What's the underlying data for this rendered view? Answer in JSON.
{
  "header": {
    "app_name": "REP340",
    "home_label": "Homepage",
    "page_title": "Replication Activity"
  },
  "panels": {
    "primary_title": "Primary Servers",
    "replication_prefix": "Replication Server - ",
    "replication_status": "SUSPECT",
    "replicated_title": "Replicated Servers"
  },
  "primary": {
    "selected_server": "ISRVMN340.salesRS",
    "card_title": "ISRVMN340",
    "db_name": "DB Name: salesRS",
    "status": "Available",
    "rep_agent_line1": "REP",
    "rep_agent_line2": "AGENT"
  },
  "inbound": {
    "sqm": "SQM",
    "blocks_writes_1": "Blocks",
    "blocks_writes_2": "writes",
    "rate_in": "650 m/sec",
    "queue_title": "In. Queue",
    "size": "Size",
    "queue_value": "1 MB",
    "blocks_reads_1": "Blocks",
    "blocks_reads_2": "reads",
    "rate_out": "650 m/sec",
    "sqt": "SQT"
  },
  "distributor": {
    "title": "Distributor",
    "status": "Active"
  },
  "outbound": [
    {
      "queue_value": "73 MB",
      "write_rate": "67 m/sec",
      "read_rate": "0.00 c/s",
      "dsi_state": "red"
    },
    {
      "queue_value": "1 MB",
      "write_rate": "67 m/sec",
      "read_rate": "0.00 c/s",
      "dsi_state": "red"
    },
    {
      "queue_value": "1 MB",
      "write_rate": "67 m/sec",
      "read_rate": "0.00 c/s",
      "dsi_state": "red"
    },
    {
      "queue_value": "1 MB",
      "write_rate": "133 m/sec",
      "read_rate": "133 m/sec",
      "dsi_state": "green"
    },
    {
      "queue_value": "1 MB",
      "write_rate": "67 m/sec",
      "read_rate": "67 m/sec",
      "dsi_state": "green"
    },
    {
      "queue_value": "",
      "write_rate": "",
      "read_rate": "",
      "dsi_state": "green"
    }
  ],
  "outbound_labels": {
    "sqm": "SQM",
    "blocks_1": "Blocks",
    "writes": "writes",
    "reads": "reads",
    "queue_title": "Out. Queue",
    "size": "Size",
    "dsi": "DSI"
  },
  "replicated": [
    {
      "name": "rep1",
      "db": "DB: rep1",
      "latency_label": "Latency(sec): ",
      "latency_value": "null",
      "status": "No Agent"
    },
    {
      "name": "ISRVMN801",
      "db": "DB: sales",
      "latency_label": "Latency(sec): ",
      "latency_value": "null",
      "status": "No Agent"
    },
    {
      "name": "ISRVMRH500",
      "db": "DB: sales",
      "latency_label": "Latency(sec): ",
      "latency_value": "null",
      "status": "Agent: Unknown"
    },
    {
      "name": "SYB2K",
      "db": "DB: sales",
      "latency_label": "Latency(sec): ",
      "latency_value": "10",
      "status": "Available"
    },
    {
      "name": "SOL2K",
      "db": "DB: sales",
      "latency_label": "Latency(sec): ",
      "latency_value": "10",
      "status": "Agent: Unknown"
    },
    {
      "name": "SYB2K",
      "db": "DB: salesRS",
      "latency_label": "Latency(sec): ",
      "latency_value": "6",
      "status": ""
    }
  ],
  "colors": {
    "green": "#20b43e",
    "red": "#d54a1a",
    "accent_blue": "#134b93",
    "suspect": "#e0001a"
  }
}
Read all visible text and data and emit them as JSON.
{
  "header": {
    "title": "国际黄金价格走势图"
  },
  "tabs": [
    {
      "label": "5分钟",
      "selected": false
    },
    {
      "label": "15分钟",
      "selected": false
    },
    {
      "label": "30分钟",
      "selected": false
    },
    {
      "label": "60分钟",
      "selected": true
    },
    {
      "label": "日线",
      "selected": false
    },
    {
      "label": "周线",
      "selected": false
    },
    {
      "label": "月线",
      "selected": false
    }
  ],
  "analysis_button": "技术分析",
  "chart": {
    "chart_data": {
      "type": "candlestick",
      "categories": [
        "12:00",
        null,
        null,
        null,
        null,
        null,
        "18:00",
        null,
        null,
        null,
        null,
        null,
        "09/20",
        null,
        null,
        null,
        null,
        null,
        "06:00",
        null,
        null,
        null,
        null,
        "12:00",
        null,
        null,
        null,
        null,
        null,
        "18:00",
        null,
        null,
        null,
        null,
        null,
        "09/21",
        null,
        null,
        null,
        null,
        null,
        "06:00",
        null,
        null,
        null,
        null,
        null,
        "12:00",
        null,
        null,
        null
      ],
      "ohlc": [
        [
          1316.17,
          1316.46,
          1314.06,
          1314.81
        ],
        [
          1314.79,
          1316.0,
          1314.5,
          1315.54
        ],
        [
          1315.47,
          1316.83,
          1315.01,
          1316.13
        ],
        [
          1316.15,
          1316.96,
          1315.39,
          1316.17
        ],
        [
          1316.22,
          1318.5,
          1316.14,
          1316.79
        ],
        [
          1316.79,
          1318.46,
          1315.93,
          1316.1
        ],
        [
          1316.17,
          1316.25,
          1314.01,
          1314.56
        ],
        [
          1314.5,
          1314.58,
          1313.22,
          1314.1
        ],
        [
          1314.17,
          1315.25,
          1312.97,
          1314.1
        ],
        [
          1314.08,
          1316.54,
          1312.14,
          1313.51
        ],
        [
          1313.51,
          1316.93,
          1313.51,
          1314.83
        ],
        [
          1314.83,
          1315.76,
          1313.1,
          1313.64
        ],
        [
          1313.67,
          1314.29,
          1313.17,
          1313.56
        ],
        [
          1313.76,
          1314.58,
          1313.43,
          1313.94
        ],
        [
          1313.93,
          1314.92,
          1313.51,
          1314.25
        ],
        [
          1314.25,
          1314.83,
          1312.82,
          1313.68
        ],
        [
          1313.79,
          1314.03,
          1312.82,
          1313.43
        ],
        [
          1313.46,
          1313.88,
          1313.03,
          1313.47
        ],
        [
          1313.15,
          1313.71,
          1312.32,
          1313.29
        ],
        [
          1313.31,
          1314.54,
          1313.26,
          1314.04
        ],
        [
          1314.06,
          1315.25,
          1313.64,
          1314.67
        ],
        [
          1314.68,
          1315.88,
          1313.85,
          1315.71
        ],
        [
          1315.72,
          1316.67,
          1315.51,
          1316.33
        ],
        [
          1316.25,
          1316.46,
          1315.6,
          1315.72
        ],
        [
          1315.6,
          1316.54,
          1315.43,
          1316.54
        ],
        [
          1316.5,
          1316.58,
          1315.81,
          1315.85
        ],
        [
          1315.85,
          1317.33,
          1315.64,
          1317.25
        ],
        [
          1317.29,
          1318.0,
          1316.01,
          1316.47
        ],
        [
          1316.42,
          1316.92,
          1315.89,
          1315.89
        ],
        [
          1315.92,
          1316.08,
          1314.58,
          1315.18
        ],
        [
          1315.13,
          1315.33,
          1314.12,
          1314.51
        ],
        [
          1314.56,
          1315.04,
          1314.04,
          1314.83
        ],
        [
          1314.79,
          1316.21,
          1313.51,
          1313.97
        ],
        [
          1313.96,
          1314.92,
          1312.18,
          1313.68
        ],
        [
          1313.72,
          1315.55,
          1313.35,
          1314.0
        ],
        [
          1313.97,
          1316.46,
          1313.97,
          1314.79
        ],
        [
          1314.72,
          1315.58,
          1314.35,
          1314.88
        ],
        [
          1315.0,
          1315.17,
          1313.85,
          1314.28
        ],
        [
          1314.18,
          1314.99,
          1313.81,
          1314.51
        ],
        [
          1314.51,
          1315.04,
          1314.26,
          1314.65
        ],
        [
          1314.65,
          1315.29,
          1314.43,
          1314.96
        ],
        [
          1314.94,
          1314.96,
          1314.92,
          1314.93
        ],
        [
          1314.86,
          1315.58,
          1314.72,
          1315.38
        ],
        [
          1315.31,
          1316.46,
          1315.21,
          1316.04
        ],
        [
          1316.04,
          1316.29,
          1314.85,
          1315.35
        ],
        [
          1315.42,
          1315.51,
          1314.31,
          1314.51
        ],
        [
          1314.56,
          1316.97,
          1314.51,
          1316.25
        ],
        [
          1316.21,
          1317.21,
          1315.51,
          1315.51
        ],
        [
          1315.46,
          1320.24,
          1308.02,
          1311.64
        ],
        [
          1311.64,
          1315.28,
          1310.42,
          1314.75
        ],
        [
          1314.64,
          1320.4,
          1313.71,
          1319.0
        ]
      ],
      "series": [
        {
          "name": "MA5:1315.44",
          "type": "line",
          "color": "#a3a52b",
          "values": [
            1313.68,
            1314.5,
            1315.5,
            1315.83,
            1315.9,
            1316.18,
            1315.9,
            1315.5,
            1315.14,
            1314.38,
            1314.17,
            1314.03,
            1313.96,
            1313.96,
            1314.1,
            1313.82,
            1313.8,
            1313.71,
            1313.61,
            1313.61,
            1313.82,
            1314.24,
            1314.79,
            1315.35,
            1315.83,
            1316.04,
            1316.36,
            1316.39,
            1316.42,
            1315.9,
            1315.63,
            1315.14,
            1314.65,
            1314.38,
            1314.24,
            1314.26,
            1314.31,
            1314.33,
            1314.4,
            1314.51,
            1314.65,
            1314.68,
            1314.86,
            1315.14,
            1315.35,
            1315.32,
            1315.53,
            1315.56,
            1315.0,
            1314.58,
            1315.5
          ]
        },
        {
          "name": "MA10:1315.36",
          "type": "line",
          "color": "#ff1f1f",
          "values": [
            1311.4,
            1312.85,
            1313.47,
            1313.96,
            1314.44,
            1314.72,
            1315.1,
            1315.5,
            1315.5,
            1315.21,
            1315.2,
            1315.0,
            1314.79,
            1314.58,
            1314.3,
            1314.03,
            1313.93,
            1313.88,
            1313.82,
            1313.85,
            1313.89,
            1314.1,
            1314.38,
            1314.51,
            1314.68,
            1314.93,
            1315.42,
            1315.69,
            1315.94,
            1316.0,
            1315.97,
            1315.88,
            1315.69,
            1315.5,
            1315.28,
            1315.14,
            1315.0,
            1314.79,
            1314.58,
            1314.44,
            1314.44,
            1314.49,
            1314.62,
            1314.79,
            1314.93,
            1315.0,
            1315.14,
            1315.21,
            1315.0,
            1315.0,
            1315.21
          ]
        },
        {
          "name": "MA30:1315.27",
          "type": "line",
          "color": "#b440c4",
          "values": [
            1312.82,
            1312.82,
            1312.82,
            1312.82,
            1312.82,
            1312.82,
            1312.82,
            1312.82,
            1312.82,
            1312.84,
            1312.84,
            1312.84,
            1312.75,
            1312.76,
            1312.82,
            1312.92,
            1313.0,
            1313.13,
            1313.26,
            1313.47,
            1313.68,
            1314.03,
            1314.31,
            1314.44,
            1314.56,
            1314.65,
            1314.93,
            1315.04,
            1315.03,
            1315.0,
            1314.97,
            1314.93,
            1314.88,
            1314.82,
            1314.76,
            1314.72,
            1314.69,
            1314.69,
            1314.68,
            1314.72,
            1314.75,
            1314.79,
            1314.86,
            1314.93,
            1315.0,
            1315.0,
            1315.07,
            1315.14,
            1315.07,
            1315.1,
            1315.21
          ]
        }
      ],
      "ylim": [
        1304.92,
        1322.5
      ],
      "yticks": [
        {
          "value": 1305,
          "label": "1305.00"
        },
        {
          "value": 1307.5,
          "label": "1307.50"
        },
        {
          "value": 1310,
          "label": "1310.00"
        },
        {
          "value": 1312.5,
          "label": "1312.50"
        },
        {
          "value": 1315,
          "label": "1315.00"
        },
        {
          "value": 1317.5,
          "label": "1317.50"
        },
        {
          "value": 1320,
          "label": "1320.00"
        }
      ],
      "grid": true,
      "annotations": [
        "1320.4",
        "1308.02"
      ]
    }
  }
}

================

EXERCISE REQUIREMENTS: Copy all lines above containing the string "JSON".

THE COMPLETED TASK:
What's the underlying data for this rendered view? Answer in JSON.
Read all visible text and data and emit them as JSON.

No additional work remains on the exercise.